(Problem statement): Restate the records so that not a single word differs.
================================
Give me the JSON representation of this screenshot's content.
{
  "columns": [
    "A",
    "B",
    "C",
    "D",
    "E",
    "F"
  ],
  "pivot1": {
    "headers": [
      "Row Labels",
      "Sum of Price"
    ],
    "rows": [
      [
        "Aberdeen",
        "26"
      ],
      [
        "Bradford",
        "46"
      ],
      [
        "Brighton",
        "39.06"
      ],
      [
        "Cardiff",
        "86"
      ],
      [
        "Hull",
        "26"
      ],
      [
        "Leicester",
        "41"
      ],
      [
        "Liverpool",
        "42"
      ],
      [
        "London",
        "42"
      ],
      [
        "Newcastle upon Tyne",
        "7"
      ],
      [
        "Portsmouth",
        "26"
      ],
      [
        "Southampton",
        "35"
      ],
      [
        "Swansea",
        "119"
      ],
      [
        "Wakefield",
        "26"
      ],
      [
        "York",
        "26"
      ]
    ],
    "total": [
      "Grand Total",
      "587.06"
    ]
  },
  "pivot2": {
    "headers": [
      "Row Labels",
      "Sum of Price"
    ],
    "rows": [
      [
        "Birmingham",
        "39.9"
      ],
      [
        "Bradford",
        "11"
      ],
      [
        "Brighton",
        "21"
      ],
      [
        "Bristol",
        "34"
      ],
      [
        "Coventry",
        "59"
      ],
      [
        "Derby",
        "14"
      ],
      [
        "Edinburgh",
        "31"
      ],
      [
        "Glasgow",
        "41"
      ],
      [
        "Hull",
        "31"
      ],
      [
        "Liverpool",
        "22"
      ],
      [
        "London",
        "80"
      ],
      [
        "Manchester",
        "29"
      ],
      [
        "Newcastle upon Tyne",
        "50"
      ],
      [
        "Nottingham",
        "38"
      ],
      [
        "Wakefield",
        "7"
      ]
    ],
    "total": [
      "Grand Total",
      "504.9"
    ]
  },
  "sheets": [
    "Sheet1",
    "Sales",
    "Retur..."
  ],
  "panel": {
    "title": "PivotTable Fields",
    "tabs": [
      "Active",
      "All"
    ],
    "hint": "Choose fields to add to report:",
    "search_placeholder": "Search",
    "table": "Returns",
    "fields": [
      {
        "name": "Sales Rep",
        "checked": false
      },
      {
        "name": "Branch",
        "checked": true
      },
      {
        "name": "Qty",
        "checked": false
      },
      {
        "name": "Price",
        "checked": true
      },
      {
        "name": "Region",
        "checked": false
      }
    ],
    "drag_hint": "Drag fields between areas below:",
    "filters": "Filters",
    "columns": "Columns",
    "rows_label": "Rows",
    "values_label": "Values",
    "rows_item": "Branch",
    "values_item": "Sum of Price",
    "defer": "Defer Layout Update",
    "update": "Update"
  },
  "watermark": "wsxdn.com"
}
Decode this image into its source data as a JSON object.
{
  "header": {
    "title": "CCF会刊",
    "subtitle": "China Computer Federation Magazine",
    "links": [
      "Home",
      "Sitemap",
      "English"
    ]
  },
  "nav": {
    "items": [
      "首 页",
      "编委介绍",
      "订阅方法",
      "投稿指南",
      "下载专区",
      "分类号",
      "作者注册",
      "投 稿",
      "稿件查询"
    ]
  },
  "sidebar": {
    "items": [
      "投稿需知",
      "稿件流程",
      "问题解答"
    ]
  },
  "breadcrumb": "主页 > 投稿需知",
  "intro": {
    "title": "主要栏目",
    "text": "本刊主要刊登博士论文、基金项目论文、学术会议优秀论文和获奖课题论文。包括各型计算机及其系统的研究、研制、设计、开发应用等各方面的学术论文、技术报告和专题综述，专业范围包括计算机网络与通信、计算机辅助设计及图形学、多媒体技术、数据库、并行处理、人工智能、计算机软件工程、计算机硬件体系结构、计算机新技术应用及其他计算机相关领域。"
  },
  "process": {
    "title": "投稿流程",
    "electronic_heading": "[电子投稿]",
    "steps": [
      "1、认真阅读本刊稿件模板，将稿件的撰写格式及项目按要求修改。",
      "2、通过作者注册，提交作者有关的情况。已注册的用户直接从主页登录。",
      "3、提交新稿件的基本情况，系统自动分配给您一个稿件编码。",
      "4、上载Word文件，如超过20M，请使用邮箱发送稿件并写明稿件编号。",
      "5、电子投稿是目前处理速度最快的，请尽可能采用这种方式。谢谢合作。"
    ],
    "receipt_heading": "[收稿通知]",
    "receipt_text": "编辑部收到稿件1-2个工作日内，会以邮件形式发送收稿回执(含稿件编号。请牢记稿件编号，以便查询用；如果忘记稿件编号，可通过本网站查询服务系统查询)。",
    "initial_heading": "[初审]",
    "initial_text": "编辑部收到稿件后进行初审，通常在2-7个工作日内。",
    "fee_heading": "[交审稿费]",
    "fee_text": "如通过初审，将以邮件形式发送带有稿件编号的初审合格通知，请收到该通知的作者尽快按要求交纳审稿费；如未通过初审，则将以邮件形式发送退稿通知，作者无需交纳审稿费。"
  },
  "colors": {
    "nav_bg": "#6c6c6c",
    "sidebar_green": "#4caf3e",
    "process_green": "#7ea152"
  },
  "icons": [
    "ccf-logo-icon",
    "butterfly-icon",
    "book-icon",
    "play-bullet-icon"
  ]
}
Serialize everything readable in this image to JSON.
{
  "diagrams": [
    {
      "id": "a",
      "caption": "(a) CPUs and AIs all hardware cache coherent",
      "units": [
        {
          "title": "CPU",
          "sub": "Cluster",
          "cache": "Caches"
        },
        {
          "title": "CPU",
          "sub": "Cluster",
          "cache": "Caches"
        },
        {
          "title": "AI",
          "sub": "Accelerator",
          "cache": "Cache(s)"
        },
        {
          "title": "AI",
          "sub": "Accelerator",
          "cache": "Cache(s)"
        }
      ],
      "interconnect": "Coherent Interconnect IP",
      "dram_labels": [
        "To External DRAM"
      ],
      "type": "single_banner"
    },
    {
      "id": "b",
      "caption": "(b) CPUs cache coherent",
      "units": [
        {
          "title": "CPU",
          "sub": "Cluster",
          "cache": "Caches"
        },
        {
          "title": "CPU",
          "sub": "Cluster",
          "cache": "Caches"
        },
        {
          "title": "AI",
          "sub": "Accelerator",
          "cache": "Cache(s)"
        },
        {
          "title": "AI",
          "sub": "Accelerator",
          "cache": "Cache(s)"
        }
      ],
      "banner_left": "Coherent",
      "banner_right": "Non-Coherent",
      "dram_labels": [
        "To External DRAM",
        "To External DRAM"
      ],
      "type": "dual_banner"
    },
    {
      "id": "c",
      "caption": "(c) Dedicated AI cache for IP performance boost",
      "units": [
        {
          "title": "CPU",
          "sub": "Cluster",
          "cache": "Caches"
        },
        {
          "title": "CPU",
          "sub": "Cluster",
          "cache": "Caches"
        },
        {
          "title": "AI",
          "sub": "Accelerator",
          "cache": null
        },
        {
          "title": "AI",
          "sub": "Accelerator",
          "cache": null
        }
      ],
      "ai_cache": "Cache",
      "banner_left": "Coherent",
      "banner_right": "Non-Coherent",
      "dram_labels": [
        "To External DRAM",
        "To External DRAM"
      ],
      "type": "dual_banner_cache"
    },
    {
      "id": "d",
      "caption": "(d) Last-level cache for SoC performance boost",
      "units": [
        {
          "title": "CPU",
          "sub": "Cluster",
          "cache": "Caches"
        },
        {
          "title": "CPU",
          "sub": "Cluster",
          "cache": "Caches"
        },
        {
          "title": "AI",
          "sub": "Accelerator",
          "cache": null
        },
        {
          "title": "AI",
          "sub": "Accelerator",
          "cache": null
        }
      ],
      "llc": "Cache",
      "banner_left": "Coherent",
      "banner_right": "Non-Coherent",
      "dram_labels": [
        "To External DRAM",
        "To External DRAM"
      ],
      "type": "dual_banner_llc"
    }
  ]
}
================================
(Your response):
Give me the JSON representation of this screenshot's content.
{
  "columns": [
    "A",
    "B",
    "C",
    "D",
    "E",
    "F"
  ],
  "pivot1": {
    "headers": [
      "Row Labels",
      "Sum of Price"
    ],
    "rows": [
      [
        "Aberdeen",
        "26"
      ],
      [
        "Bradford",
        "46"
      ],
      [
        "Brighton",
        "39.06"
      ],
      [
        "Cardiff",
        "86"
      ],
      [
        "Hull",
        "26"
      ],
      [
        "Leicester",
        "41"
      ],
      [
        "Liverpool",
        "42"
      ],
      [
        "London",
        "42"
      ],
      [
        "Newcastle upon Tyne",
        "7"
      ],
      [
        "Portsmouth",
        "26"
      ],
      [
        "Southampton",
        "35"
      ],
      [
        "Swansea",
        "119"
      ],
      [
        "Wakefield",
        "26"
      ],
      [
        "York",
        "26"
      ]
    ],
    "total": [
      "Grand Total",
      "587.06"
    ]
  },
  "pivot2": {
    "headers": [
      "Row Labels",
      "Sum of Price"
    ],
    "rows": [
      [
        "Birmingham",
        "39.9"
      ],
      [
        "Bradford",
        "11"
      ],
      [
        "Brighton",
        "21"
      ],
      [
        "Bristol",
        "34"
      ],
      [
        "Coventry",
        "59"
      ],
      [
        "Derby",
        "14"
      ],
      [
        "Edinburgh",
        "31"
      ],
      [
        "Glasgow",
        "41"
      ],
      [
        "Hull",
        "31"
      ],
      [
        "Liverpool",
        "22"
      ],
      [
        "London",
        "80"
      ],
      [
        "Manchester",
        "29"
      ],
      [
        "Newcastle upon Tyne",
        "50"
      ],
      [
        "Nottingham",
        "38"
      ],
      [
        "Wakefield",
        "7"
      ]
    ],
    "total": [
      "Grand Total",
      "504.9"
    ]
  },
  "sheets": [
    "Sheet1",
    "Sales",
    "Retur..."
  ],
  "panel": {
    "title": "PivotTable Fields",
    "tabs": [
      "Active",
      "All"
    ],
    "hint": "Choose fields to add to report:",
    "search_placeholder": "Search",
    "table": "Returns",
    "fields": [
      {
        "name": "Sales Rep",
        "checked": false
      },
      {
        "name": "Branch",
        "checked": true
      },
      {
        "name": "Qty",
        "checked": false
      },
      {
        "name": "Price",
        "checked": true
      },
      {
        "name": "Region",
        "checked": false
      }
    ],
    "drag_hint": "Drag fields between areas below:",
    "filters": "Filters",
    "columns": "Columns",
    "rows_label": "Rows",
    "values_label": "Values",
    "rows_item": "Branch",
    "values_item": "Sum of Price",
    "defer": "Defer Layout Update",
    "update": "Update"
  },
  "watermark": "wsxdn.com"
}
Decode this image into its source data as a JSON object.
{
  "header": {
    "title": "CCF会刊",
    "subtitle": "China Computer Federation Magazine",
    "links": [
      "Home",
      "Sitemap",
      "English"
    ]
  },
  "nav": {
    "items": [
      "首 页",
      "编委介绍",
      "订阅方法",
      "投稿指南",
      "下载专区",
      "分类号",
      "作者注册",
      "投 稿",
      "稿件查询"
    ]
  },
  "sidebar": {
    "items": [
      "投稿需知",
      "稿件流程",
      "问题解答"
    ]
  },
  "breadcrumb": "主页 > 投稿需知",
  "intro": {
    "title": "主要栏目",
    "text": "本刊主要刊登博士论文、基金项目论文、学术会议优秀论文和获奖课题论文。包括各型计算机及其系统的研究、研制、设计、开发应用等各方面的学术论文、技术报告和专题综述，专业范围包括计算机网络与通信、计算机辅助设计及图形学、多媒体技术、数据库、并行处理、人工智能、计算机软件工程、计算机硬件体系结构、计算机新技术应用及其他计算机相关领域。"
  },
  "process": {
    "title": "投稿流程",
    "electronic_heading": "[电子投稿]",
    "steps": [
      "1、认真阅读本刊稿件模板，将稿件的撰写格式及项目按要求修改。",
      "2、通过作者注册，提交作者有关的情况。已注册的用户直接从主页登录。",
      "3、提交新稿件的基本情况，系统自动分配给您一个稿件编码。",
      "4、上载Word文件，如超过20M，请使用邮箱发送稿件并写明稿件编号。",
      "5、电子投稿是目前处理速度最快的，请尽可能采用这种方式。谢谢合作。"
    ],
    "receipt_heading": "[收稿通知]",
    "receipt_text": "编辑部收到稿件1-2个工作日内，会以邮件形式发送收稿回执(含稿件编号。请牢记稿件编号，以便查询用；如果忘记稿件编号，可通过本网站查询服务系统查询)。",
    "initial_heading": "[初审]",
    "initial_text": "编辑部收到稿件后进行初审，通常在2-7个工作日内。",
    "fee_heading": "[交审稿费]",
    "fee_text": "如通过初审，将以邮件形式发送带有稿件编号的初审合格通知，请收到该通知的作者尽快按要求交纳审稿费；如未通过初审，则将以邮件形式发送退稿通知，作者无需交纳审稿费。"
  },
  "colors": {
    "nav_bg": "#6c6c6c",
    "sidebar_green": "#4caf3e",
    "process_green": "#7ea152"
  },
  "icons": [
    "ccf-logo-icon",
    "butterfly-icon",
    "book-icon",
    "play-bullet-icon"
  ]
}
Serialize everything readable in this image to JSON.
{
  "diagrams": [
    {
      "id": "a",
      "caption": "(a) CPUs and AIs all hardware cache coherent",
      "units": [
        {
          "title": "CPU",
          "sub": "Cluster",
          "cache": "Caches"
        },
        {
          "title": "CPU",
          "sub": "Cluster",
          "cache": "Caches"
        },
        {
          "title": "AI",
          "sub": "Accelerator",
          "cache": "Cache(s)"
        },
        {
          "title": "AI",
          "sub": "Accelerator",
          "cache": "Cache(s)"
        }
      ],
      "interconnect": "Coherent Interconnect IP",
      "dram_labels": [
        "To External DRAM"
      ],
      "type": "single_banner"
    },
    {
      "id": "b",
      "caption": "(b) CPUs cache coherent",
      "units": [
        {
          "title": "CPU",
          "sub": "Cluster",
          "cache": "Caches"
        },
        {
          "title": "CPU",
          "sub": "Cluster",
          "cache": "Caches"
        },
        {
          "title": "AI",
          "sub": "Accelerator",
          "cache": "Cache(s)"
        },
        {
          "title": "AI",
          "sub": "Accelerator",
          "cache": "Cache(s)"
        }
      ],
      "banner_left": "Coherent",
      "banner_right": "Non-Coherent",
      "dram_labels": [
        "To External DRAM",
        "To External DRAM"
      ],
      "type": "dual_banner"
    },
    {
      "id": "c",
      "caption": "(c) Dedicated AI cache for IP performance boost",
      "units": [
        {
          "title": "CPU",
          "sub": "Cluster",
          "cache": "Caches"
        },
        {
          "title": "CPU",
          "sub": "Cluster",
          "cache": "Caches"
        },
        {
          "title": "AI",
          "sub": "Accelerator",
          "cache": null
        },
        {
          "title": "AI",
          "sub": "Accelerator",
          "cache": null
        }
      ],
      "ai_cache": "Cache",
      "banner_left": "Coherent",
      "banner_right": "Non-Coherent",
      "dram_labels": [
        "To External DRAM",
        "To External DRAM"
      ],
      "type": "dual_banner_cache"
    },
    {
      "id": "d",
      "caption": "(d) Last-level cache for SoC performance boost",
      "units": [
        {
          "title": "CPU",
          "sub": "Cluster",
          "cache": "Caches"
        },
        {
          "title": "CPU",
          "sub": "Cluster",
          "cache": "Caches"
        },
        {
          "title": "AI",
          "sub": "Accelerator",
          "cache": null
        },
        {
          "title": "AI",
          "sub": "Accelerator",
          "cache": null
        }
      ],
      "llc": "Cache",
      "banner_left": "Coherent",
      "banner_right": "Non-Coherent",
      "dram_labels": [
        "To External DRAM",
        "To External DRAM"
      ],
      "type": "dual_banner_llc"
    }
  ]
}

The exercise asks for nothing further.